● Activity:
Whenever a line below includes the word "icon", copy that line.

[Items from an interface collection]

- - -

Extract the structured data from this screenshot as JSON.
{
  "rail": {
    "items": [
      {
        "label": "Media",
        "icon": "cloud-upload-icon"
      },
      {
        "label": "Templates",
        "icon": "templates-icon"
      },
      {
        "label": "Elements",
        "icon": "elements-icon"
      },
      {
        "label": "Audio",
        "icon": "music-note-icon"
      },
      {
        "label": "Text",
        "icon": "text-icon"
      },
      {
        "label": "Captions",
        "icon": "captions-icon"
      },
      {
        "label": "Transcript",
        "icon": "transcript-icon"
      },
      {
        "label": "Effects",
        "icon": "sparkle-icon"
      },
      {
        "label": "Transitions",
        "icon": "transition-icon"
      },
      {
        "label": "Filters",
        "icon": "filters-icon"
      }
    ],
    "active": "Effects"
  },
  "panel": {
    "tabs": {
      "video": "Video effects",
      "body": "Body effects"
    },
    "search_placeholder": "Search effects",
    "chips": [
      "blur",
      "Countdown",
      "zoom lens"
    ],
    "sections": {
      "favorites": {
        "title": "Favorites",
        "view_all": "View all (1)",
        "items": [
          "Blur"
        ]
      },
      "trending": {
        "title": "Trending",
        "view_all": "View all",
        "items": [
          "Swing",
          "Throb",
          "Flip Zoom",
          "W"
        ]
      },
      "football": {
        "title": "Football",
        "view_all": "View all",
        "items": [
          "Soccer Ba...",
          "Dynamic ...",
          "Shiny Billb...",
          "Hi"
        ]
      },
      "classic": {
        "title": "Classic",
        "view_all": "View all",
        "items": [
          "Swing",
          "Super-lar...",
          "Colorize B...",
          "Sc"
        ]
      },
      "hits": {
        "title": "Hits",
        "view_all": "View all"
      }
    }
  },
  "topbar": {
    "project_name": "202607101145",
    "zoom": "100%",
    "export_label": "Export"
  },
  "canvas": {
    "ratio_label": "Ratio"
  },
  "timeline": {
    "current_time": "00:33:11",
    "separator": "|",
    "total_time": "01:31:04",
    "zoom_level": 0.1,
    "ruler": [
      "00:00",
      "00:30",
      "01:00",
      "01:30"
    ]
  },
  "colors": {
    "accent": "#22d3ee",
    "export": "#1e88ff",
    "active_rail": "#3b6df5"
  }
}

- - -

● Response to this exercise:
        "icon": "cloud-upload-icon"
        "icon": "templates-icon"
        "icon": "elements-icon"
        "icon": "music-note-icon"
        "icon": "text-icon"
        "icon": "captions-icon"
        "icon": "transcript-icon"
        "icon": "sparkle-icon"
        "icon": "transition-icon"
        "icon": "filters-icon"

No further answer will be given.